'11. An invalid 'peel pad comprising a resilient element adapted to be placed under the heel bone area and the heel cord area of a leg of an invalid, said element comprising a block having opposite end walls emerging into opposite side walls and a lower flat surface for resting on a bed and an upper surface for supporting the leg of the invalid, said block having an opening located adjacent one of said end walls to receive the heel bone area of the heel of the invalid and a sufiicient portion of the said upper surface being disposed between said opening and the other end wall of said end walls to support the heel cord area of the leg of the invalid so that the heel bone area is supported in space to prevent the development of a pressure sore in the heel bone area.

1 2. An invalid heel pad comprising a resilient element adapted to be placed under the heel bone area and the heel cord area of a leg of an invalid, said element comprising an oblong-shaped block having a forward-arcuateshaped end wall which merges into parallel side walls, upper and lower flat surfaces and having an opening located within the forward-arcuate-shaped end to receive the heel bone area of the heel of the invalid and the major portion of the area of the block being disposed rearwardly of said opening for supporting the heel cord area of the leg of the invalid so that the heel bone area is supported in space to prevent the development of a pressure sore in the heel bone area.

13. An invalid heel pad as claimed in claim 9, wherein the density of said element is in the range between about one pound per cubic foot and about three pounds per cubic foot.

References Cited by the Examiner UNITED STATES PATENTS 2,752,602 7/ 1956 Wilhelm 336 2,9 1 1,657 11/1959 Streeter 5327 3,088,860 5/1963 Scholl 1562 2.2

FOREIGN PATENTS 940,840 6/1948 France.

ADELE M. EAGER, Primary Examiner.

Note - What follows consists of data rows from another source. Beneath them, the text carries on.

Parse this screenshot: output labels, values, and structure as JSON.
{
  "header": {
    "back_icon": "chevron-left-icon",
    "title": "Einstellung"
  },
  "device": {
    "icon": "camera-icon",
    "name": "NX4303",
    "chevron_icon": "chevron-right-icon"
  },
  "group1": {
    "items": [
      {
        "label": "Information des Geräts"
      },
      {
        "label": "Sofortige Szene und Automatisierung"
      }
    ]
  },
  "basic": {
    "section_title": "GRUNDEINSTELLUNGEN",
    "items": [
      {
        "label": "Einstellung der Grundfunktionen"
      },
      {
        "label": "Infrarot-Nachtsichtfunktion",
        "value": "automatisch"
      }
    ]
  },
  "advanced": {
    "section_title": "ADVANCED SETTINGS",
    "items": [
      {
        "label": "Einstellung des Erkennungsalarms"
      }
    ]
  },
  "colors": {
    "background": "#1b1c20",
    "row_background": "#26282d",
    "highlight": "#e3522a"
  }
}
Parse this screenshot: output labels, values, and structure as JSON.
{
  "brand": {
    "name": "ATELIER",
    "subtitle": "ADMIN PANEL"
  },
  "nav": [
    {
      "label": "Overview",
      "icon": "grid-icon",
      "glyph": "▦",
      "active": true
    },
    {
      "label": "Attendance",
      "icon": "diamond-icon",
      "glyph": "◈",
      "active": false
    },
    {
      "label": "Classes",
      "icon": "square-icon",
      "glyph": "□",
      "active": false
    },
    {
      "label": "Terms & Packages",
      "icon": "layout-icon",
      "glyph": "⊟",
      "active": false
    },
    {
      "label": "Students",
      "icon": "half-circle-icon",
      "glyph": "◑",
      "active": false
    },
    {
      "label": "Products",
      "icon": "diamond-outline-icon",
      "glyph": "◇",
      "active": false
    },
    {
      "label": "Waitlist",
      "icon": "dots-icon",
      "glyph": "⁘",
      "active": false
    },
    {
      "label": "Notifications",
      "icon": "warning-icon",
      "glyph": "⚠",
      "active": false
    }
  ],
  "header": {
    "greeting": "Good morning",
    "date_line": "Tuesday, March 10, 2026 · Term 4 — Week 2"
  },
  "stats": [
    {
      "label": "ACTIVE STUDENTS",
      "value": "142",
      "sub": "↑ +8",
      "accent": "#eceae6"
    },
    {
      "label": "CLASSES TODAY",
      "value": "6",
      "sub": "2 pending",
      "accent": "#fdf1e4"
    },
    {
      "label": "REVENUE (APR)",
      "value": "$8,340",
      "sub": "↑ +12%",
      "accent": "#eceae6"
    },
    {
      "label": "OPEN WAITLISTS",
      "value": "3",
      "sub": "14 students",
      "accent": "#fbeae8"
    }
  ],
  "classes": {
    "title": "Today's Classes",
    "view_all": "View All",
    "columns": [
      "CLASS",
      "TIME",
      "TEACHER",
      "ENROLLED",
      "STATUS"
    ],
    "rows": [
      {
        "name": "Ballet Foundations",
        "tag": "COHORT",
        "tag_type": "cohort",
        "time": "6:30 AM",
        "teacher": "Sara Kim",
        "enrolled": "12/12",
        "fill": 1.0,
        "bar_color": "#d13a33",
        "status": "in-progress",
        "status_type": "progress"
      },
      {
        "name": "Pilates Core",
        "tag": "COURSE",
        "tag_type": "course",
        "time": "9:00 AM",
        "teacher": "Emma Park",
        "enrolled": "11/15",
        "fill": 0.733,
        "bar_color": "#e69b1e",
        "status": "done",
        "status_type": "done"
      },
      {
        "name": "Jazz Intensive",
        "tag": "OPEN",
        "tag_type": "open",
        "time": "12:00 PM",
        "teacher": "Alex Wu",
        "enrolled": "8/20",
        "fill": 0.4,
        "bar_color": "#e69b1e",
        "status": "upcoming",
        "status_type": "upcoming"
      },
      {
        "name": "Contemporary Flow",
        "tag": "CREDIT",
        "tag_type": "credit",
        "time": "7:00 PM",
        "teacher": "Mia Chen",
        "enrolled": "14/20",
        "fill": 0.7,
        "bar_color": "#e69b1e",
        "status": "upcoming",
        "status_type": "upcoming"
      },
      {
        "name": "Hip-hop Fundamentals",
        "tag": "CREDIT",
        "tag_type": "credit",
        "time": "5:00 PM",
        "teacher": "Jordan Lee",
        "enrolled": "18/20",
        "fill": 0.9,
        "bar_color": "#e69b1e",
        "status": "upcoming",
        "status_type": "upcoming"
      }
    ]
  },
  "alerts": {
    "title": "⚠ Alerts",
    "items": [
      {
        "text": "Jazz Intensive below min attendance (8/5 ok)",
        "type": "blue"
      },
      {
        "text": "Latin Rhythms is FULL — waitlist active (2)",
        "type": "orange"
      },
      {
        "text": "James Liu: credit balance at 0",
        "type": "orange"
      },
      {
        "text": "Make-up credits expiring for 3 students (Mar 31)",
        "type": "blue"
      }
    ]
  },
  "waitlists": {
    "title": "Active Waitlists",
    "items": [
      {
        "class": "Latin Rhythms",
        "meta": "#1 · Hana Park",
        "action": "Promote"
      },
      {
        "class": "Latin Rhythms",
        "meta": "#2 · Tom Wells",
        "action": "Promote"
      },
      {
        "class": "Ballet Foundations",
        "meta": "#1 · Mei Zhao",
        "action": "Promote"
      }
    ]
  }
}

Patent Citations
Cited PatentFiling datePublication dateApplicantTitle
US2752602 *Jul 25, 1955Jul 3, 1956Reser Wilhelm DorothyProsthetic breast and supporting garment
US2911657 *Aug 23, 1957Nov 10, 1959Streter Iii George WLeg and foot rest
US3088860 *Jun 24, 1959May 7, 1963William M SchollMethod of making a surgical pad
FR940840A * Title not available
Referenced by
Citing PatentFiling datePublication dateApplicantTitle
US4263905 *Apr 13, 1978Apr 28, 1981Couch Thomas E JunDecubitous boot
US4278079 *Jul 16, 1979Jul 14, 1981Orit SimhoniNegative heel protector cushion
US4327714 *Jan 22, 1979May 4, 1982Spann Donald CDisposable orthopedic support
US5090055 *Oct 18, 1990Feb 25, 1992Mcelroy Philip J RAir cushion kneeling pad
US5103516 *May 10, 1989Apr 14, 1992Emeline StevensPillow-like body supports and protectors and system of same
US9072340 *Mar 30, 2009Jul 7, 2015Guardaheel Ip Pty LimitedLower limb orthosis
US20110099851 *Mar 30, 2009May 5, 2011Ghardaheel Ip Pty LimitedLower limb orthosis
Classifications
U.S. Classification128/892, 2/22, 5/649
International ClassificationA61F13/06
Cooperative ClassificationA61F13/069
European ClassificationA61F13/06D9